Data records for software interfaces
****

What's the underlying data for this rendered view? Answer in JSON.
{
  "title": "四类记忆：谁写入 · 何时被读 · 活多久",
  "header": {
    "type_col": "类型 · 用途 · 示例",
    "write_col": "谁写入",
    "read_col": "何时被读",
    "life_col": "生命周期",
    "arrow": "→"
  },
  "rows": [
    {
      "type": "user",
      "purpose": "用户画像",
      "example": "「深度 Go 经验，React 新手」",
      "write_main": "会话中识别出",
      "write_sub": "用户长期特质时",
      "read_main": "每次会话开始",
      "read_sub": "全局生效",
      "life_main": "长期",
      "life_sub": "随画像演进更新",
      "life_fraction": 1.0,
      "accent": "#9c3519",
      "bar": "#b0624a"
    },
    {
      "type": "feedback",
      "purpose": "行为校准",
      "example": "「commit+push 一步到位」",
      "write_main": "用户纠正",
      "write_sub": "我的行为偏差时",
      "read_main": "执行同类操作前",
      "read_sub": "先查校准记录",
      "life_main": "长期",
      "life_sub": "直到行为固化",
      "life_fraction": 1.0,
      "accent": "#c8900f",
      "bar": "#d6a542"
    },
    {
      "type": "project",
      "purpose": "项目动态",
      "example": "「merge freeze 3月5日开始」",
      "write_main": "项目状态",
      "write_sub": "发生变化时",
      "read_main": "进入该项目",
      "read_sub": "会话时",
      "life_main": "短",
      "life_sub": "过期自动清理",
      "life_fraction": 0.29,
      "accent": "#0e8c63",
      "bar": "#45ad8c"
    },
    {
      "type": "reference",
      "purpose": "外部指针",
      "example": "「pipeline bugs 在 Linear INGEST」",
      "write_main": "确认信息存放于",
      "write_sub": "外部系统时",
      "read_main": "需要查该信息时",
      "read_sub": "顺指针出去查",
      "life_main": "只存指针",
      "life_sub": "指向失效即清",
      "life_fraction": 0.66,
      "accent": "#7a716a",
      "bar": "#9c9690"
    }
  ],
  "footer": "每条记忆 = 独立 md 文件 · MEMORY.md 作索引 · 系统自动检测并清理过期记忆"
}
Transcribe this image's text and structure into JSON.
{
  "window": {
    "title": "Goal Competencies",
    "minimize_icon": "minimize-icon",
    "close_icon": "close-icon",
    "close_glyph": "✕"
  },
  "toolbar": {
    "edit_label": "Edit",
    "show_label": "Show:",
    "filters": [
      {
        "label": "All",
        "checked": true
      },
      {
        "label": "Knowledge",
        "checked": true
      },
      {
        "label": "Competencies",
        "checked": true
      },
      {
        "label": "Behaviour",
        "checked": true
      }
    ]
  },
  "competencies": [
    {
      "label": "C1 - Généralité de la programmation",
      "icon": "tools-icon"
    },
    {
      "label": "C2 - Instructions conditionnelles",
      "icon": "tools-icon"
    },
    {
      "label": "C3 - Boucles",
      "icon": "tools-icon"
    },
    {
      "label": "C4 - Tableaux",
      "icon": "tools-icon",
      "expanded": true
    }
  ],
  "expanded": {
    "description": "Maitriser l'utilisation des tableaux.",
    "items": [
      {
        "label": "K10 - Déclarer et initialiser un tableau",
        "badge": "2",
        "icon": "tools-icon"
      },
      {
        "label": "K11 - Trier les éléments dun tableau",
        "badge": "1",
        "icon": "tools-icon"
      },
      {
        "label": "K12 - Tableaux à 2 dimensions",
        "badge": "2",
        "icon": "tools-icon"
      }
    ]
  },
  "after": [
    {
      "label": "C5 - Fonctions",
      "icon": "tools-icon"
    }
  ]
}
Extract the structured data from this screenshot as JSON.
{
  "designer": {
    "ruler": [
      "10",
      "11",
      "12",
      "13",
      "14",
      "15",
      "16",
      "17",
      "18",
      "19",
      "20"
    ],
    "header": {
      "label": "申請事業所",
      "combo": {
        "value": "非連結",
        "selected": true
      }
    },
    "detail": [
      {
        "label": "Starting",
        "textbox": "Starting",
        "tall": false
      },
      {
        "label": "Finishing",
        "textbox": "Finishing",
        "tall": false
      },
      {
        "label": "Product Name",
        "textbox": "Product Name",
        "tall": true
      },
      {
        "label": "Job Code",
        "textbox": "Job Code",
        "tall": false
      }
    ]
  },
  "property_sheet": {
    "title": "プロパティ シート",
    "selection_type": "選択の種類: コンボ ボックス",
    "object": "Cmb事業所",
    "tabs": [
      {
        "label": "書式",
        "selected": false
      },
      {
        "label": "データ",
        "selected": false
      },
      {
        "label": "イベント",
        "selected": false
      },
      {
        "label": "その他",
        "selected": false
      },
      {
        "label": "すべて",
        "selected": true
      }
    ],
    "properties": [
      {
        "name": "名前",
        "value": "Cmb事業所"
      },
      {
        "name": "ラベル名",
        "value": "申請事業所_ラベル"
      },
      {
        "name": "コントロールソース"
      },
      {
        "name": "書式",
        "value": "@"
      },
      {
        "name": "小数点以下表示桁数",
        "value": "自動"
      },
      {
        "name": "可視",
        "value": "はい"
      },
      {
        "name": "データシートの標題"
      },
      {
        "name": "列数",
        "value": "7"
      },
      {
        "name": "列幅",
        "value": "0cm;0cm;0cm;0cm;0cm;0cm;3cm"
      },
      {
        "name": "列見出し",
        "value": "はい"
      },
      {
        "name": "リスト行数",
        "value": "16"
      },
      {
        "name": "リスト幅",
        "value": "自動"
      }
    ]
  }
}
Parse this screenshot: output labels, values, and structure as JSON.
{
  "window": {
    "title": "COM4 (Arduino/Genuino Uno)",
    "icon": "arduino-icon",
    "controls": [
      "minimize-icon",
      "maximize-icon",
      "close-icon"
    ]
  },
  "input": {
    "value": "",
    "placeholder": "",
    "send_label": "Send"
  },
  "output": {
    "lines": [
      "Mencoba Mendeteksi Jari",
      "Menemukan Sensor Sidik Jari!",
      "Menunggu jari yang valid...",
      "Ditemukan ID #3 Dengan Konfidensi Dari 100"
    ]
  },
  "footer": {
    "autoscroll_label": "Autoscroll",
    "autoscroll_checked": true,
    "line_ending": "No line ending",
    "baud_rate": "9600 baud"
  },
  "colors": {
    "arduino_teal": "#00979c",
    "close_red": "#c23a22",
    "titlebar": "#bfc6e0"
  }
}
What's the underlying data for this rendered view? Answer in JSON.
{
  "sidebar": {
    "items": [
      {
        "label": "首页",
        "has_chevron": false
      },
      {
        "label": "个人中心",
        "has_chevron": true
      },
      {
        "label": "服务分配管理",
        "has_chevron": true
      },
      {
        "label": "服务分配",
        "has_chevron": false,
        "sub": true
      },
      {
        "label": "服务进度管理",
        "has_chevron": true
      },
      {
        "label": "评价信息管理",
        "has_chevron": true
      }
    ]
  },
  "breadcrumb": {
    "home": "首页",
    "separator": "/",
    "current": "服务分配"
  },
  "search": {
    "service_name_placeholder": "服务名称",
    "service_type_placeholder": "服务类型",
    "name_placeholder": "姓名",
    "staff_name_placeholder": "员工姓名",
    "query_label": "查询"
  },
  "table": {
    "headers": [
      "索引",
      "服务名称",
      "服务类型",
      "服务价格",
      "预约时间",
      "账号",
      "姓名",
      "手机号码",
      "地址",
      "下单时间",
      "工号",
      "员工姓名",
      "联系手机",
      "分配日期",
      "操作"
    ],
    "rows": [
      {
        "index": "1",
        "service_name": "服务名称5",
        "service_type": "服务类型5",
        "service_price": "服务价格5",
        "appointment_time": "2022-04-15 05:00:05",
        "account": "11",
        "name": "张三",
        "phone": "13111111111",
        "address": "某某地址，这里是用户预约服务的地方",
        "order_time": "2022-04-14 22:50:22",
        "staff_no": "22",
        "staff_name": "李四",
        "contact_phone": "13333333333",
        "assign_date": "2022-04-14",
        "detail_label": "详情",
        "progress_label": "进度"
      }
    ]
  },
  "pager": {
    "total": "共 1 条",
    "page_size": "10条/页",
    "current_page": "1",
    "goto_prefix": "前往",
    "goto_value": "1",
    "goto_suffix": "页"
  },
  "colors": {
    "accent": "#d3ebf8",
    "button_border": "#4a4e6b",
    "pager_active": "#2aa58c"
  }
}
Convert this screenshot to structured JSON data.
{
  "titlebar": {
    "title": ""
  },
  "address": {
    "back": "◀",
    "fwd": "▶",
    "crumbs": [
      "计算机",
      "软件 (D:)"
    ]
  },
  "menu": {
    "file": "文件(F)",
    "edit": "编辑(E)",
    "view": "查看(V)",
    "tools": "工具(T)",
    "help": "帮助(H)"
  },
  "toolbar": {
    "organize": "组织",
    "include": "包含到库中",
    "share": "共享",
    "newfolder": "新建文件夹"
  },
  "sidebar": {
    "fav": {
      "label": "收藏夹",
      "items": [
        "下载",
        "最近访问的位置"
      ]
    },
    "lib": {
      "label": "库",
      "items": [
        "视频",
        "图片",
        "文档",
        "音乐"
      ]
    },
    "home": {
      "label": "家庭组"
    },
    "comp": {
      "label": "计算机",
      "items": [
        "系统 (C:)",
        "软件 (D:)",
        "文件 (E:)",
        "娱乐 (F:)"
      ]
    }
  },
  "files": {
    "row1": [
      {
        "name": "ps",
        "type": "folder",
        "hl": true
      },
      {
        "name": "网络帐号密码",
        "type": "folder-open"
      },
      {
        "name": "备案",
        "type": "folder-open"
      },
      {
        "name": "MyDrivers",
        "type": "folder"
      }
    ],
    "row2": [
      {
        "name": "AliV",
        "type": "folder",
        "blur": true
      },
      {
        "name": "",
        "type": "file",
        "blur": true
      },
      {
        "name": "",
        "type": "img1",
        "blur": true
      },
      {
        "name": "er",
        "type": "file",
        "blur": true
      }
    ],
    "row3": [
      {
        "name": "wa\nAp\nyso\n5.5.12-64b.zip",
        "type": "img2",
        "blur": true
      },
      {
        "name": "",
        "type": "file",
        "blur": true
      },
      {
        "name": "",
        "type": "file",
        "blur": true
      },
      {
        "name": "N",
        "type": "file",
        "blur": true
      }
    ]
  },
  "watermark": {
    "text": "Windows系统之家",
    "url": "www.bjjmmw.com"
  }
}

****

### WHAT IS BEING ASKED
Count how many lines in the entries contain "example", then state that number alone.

### TASK RESULT
4